• TASK TO COMPLETE: Across the data below, how many lines have the word "Validation" in them? Give the number and nothing else.

|---|

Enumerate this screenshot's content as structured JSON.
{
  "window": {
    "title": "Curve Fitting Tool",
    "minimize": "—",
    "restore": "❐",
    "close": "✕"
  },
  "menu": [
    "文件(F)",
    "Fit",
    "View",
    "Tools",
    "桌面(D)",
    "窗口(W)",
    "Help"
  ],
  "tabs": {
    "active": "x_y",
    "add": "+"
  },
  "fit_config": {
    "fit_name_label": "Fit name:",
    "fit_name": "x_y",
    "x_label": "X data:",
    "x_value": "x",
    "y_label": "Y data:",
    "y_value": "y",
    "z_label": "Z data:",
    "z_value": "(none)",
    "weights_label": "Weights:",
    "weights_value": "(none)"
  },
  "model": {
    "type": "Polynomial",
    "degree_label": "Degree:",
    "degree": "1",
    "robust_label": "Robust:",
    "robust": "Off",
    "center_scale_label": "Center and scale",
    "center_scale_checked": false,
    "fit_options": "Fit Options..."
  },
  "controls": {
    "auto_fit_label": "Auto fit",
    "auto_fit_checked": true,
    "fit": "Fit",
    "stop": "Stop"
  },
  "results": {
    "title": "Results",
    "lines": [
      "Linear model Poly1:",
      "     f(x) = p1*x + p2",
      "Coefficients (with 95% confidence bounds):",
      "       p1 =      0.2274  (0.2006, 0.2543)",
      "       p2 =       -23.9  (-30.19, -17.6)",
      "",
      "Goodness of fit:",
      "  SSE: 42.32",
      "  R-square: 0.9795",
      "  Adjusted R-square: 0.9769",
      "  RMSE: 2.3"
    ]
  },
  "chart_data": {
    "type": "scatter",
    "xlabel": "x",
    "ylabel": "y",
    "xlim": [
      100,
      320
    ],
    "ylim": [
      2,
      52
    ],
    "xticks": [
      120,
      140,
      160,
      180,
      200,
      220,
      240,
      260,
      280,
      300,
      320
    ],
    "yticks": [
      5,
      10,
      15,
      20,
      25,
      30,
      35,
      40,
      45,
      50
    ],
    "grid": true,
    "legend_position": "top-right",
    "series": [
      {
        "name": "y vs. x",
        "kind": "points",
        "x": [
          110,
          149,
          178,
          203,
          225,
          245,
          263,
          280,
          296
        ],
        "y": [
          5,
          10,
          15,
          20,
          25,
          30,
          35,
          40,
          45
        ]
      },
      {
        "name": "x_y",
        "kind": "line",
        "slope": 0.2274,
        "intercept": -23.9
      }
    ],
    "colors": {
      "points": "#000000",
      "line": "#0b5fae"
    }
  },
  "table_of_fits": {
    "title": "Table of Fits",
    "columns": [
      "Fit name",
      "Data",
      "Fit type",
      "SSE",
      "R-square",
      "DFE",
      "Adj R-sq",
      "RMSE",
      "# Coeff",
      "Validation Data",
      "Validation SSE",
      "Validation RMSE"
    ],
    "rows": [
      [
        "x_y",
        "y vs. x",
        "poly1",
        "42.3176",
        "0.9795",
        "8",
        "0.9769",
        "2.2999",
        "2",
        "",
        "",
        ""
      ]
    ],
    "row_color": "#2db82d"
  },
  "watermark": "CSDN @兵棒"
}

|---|

• TASK OUTPUT: 3